» WHAT YOU NEED TO DO: What is the number of lines in the following data that contain "background"? Answer with the number alone.

Component data from apps and pages
┄┄┄┄┄┄┄┄┄┄┄┄┄┄┄┄┄┄┄┄

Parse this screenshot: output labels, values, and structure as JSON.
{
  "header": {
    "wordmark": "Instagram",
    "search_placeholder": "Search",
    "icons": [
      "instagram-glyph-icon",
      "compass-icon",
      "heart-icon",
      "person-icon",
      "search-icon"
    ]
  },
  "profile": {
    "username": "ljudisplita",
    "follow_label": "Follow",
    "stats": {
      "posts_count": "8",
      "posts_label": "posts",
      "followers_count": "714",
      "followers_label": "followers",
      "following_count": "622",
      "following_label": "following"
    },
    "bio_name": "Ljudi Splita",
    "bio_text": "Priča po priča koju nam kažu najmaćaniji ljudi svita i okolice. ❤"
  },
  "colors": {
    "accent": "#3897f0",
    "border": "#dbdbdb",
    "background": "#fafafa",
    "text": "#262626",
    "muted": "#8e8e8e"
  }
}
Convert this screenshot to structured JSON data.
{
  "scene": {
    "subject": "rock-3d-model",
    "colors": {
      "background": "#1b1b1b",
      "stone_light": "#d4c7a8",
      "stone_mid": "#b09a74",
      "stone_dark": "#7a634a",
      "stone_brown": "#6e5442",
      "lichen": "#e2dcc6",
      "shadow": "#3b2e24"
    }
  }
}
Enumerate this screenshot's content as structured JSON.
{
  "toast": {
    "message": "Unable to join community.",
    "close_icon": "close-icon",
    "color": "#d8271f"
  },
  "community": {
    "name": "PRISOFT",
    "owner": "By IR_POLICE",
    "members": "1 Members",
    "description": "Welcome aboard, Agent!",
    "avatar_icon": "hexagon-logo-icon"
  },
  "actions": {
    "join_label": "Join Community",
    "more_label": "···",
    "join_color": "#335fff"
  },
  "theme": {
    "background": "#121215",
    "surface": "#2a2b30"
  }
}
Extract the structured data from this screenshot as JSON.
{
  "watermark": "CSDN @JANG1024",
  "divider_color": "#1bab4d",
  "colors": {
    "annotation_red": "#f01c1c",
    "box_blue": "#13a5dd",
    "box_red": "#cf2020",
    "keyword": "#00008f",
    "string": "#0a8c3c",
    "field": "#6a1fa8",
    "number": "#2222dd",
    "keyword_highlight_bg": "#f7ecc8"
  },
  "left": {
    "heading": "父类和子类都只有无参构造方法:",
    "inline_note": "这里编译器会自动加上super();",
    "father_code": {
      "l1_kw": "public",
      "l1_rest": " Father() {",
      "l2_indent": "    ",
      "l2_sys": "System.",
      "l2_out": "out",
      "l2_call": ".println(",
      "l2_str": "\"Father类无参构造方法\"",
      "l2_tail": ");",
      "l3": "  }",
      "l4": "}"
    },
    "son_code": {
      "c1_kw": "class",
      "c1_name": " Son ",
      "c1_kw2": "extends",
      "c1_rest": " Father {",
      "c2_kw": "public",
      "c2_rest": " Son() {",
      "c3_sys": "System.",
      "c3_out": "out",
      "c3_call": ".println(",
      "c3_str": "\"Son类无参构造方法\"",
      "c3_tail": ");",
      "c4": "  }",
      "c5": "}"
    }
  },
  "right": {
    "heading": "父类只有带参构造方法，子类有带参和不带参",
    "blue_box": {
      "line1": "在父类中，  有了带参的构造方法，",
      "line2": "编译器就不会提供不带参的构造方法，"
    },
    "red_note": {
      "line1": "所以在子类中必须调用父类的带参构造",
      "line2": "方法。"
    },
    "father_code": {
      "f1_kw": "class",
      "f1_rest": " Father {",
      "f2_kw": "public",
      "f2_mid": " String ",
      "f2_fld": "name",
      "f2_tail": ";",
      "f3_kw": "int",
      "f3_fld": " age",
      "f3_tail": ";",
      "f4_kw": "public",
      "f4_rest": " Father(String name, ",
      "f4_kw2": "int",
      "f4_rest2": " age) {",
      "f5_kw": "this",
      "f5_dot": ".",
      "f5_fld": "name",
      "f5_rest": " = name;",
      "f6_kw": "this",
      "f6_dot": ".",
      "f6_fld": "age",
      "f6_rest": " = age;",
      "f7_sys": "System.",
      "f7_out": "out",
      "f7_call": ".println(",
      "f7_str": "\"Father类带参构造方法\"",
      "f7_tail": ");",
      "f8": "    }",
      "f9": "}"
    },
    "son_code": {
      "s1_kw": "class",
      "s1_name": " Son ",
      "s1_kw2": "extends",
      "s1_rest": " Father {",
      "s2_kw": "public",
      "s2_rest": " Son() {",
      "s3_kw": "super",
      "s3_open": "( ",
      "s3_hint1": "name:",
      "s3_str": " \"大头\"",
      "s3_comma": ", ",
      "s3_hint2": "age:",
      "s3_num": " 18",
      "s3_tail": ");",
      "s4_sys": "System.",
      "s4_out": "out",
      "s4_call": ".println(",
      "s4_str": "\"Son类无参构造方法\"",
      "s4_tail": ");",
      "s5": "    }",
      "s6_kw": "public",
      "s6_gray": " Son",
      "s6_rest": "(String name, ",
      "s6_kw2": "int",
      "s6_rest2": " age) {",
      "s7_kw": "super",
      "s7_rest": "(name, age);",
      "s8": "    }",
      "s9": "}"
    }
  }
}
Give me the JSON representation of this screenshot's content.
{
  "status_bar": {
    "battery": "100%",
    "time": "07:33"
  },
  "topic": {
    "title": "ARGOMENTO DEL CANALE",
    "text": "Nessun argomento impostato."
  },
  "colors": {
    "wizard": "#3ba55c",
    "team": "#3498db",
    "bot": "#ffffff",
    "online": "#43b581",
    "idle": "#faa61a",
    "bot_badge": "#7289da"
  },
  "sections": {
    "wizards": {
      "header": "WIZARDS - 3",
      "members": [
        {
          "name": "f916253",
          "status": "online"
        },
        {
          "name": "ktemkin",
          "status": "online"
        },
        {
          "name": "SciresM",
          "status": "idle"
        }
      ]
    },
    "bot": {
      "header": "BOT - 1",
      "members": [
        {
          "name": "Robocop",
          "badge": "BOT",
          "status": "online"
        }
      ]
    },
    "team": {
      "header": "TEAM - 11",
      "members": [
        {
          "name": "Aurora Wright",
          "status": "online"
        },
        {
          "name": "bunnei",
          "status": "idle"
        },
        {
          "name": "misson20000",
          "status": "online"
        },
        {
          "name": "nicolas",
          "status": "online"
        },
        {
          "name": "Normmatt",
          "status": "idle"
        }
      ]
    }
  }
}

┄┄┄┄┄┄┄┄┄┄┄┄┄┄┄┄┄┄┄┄

» EXPECTED ANSWER: 3